- [Aim of the exercise] Make an exact copy of all the records that follow, apart from the pictures.

——————

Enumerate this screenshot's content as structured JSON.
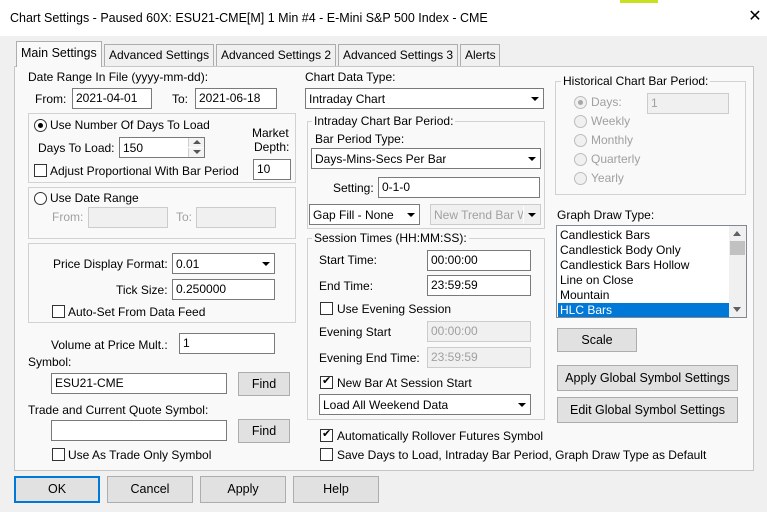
{
  "window": {
    "title": "Chart Settings - Paused 60X: ESU21-CME[M]  1 Min   #4 - E-Mini S&P 500 Index - CME",
    "close_label": "✕"
  },
  "tabs": [
    {
      "label": "Main Settings",
      "active": true
    },
    {
      "label": "Advanced Settings",
      "active": false
    },
    {
      "label": "Advanced Settings 2",
      "active": false
    },
    {
      "label": "Advanced Settings 3",
      "active": false
    },
    {
      "label": "Alerts",
      "active": false
    }
  ],
  "date_range_file": {
    "label": "Date Range In File (yyyy-mm-dd):",
    "from_label": "From:",
    "from_value": "2021-04-01",
    "to_label": "To:",
    "to_value": "2021-06-18"
  },
  "days_group": {
    "use_days_label": "Use Number Of Days To Load",
    "use_days_selected": true,
    "days_to_load_label": "Days To Load:",
    "days_to_load_value": "150",
    "market_depth_label_1": "Market",
    "market_depth_label_2": "Depth:",
    "market_depth_value": "10",
    "adjust_label": "Adjust Proportional With Bar Period",
    "adjust_checked": false
  },
  "date_range_group": {
    "use_date_range_label": "Use Date Range",
    "use_date_range_selected": false,
    "from_label": "From:",
    "from_value": "",
    "to_label": "To:",
    "to_value": ""
  },
  "price_group": {
    "format_label": "Price Display Format:",
    "format_value": "0.01",
    "tick_label": "Tick Size:",
    "tick_value": "0.250000",
    "autoset_label": "Auto-Set From Data Feed",
    "autoset_checked": false
  },
  "volume": {
    "label": "Volume at Price Mult.:",
    "value": "1"
  },
  "symbol": {
    "label": "Symbol:",
    "value": "ESU21-CME",
    "find_label": "Find"
  },
  "trade_symbol": {
    "label": "Trade and Current Quote Symbol:",
    "value": "",
    "find_label": "Find",
    "trade_only_label": "Use As Trade Only Symbol",
    "trade_only_checked": false
  },
  "chart_data_type": {
    "label": "Chart Data Type:",
    "value": "Intraday Chart"
  },
  "intraday_bar": {
    "title": "Intraday Chart Bar Period:",
    "type_label": "Bar Period Type:",
    "type_value": "Days-Mins-Secs Per Bar",
    "setting_label": "Setting:",
    "setting_value": "0-1-0",
    "gap_fill_value": "Gap Fill - None",
    "new_trend_value": "New Trend Bar W"
  },
  "session_times": {
    "title": "Session Times (HH:MM:SS):",
    "start_label": "Start Time:",
    "start_value": "00:00:00",
    "end_label": "End Time:",
    "end_value": "23:59:59",
    "evening_label": "Use Evening Session",
    "evening_checked": false,
    "evening_start_label": "Evening Start",
    "evening_start_value": "00:00:00",
    "evening_end_label": "Evening End Time:",
    "evening_end_value": "23:59:59",
    "new_bar_label": "New Bar At Session Start",
    "new_bar_checked": true,
    "weekend_value": "Load All Weekend Data"
  },
  "historical": {
    "title": "Historical Chart Bar Period:",
    "options": [
      {
        "label": "Days:",
        "selected": true
      },
      {
        "label": "Weekly",
        "selected": false
      },
      {
        "label": "Monthly",
        "selected": false
      },
      {
        "label": "Quarterly",
        "selected": false
      },
      {
        "label": "Yearly",
        "selected": false
      }
    ],
    "days_value": "1"
  },
  "graph_draw": {
    "label": "Graph Draw Type:",
    "items": [
      "Candlestick Bars",
      "Candlestick Body Only",
      "Candlestick Bars Hollow",
      "Line on Close",
      "Mountain",
      "HLC Bars"
    ],
    "selected": "HLC Bars"
  },
  "buttons_right": {
    "scale": "Scale",
    "apply_global": "Apply Global Symbol Settings",
    "edit_global": "Edit Global Symbol Settings"
  },
  "bottom_options": {
    "rollover_label": "Automatically Rollover Futures Symbol",
    "rollover_checked": true,
    "save_default_label": "Save Days to Load, Intraday Bar Period, Graph Draw Type as Default",
    "save_default_checked": false
  },
  "dialog_buttons": {
    "ok": "OK",
    "cancel": "Cancel",
    "apply": "Apply",
    "help": "Help"
  },
  "colors": {
    "selection": "#0078d7",
    "dialog_bg": "#f0f0f0",
    "panel_bg": "#f9f9f9"
  }
}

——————

- [Reply]
Enumerate this screenshot's content as structured JSON.
{
  "window": {
    "title": "Chart Settings - Paused 60X: ESU21-CME[M]  1 Min   #4 - E-Mini S&P 500 Index - CME",
    "close_label": "✕"
  },
  "tabs": [
    {
      "label": "Main Settings",
      "active": true
    },
    {
      "label": "Advanced Settings",
      "active": false
    },
    {
      "label": "Advanced Settings 2",
      "active": false
    },
    {
      "label": "Advanced Settings 3",
      "active": false
    },
    {
      "label": "Alerts",
      "active": false
    }
  ],
  "date_range_file": {
    "label": "Date Range In File (yyyy-mm-dd):",
    "from_label": "From:",
    "from_value": "2021-04-01",
    "to_label": "To:",
    "to_value": "2021-06-18"
  },
  "days_group": {
    "use_days_label": "Use Number Of Days To Load",
    "use_days_selected": true,
    "days_to_load_label": "Days To Load:",
    "days_to_load_value": "150",
    "market_depth_label_1": "Market",
    "market_depth_label_2": "Depth:",
    "market_depth_value": "10",
    "adjust_label": "Adjust Proportional With Bar Period",
    "adjust_checked": false
  },
  "date_range_group": {
    "use_date_range_label": "Use Date Range",
    "use_date_range_selected": false,
    "from_label": "From:",
    "from_value": "",
    "to_label": "To:",
    "to_value": ""
  },
  "price_group": {
    "format_label": "Price Display Format:",
    "format_value": "0.01",
    "tick_label": "Tick Size:",
    "tick_value": "0.250000",
    "autoset_label": "Auto-Set From Data Feed",
    "autoset_checked": false
  },
  "volume": {
    "label": "Volume at Price Mult.:",
    "value": "1"
  },
  "symbol": {
    "label": "Symbol:",
    "value": "ESU21-CME",
    "find_label": "Find"
  },
  "trade_symbol": {
    "label": "Trade and Current Quote Symbol:",
    "value": "",
    "find_label": "Find",
    "trade_only_label": "Use As Trade Only Symbol",
    "trade_only_checked": false
  },
  "chart_data_type": {
    "label": "Chart Data Type:",
    "value": "Intraday Chart"
  },
  "intraday_bar": {
    "title": "Intraday Chart Bar Period:",
    "type_label": "Bar Period Type:",
    "type_value": "Days-Mins-Secs Per Bar",
    "setting_label": "Setting:",
    "setting_value": "0-1-0",
    "gap_fill_value": "Gap Fill - None",
    "new_trend_value": "New Trend Bar W"
  },
  "session_times": {
    "title": "Session Times (HH:MM:SS):",
    "start_label": "Start Time:",
    "start_value": "00:00:00",
    "end_label": "End Time:",
    "end_value": "23:59:59",
    "evening_label": "Use Evening Session",
    "evening_checked": false,
    "evening_start_label": "Evening Start",
    "evening_start_value": "00:00:00",
    "evening_end_label": "Evening End Time:",
    "evening_end_value": "23:59:59",
    "new_bar_label": "New Bar At Session Start",
    "new_bar_checked": true,
    "weekend_value": "Load All Weekend Data"
  },
  "historical": {
    "title": "Historical Chart Bar Period:",
    "options": [
      {
        "label": "Days:",
        "selected": true
      },
      {
        "label": "Weekly",
        "selected": false
      },
      {
        "label": "Monthly",
        "selected": false
      },
      {
        "label": "Quarterly",
        "selected": false
      },
      {
        "label": "Yearly",
        "selected": false
      }
    ],
    "days_value": "1"
  },
  "graph_draw": {
    "label": "Graph Draw Type:",
    "items": [
      "Candlestick Bars",
      "Candlestick Body Only",
      "Candlestick Bars Hollow",
      "Line on Close",
      "Mountain",
      "HLC Bars"
    ],
    "selected": "HLC Bars"
  },
  "buttons_right": {
    "scale": "Scale",
    "apply_global": "Apply Global Symbol Settings",
    "edit_global": "Edit Global Symbol Settings"
  },
  "bottom_options": {
    "rollover_label": "Automatically Rollover Futures Symbol",
    "rollover_checked": true,
    "save_default_label": "Save Days to Load, Intraday Bar Period, Graph Draw Type as Default",
    "save_default_checked": false
  },
  "dialog_buttons": {
    "ok": "OK",
    "cancel": "Cancel",
    "apply": "Apply",
    "help": "Help"
  },
  "colors": {
    "selection": "#0078d7",
    "dialog_bg": "#f0f0f0",
    "panel_bg": "#f9f9f9"
  }
}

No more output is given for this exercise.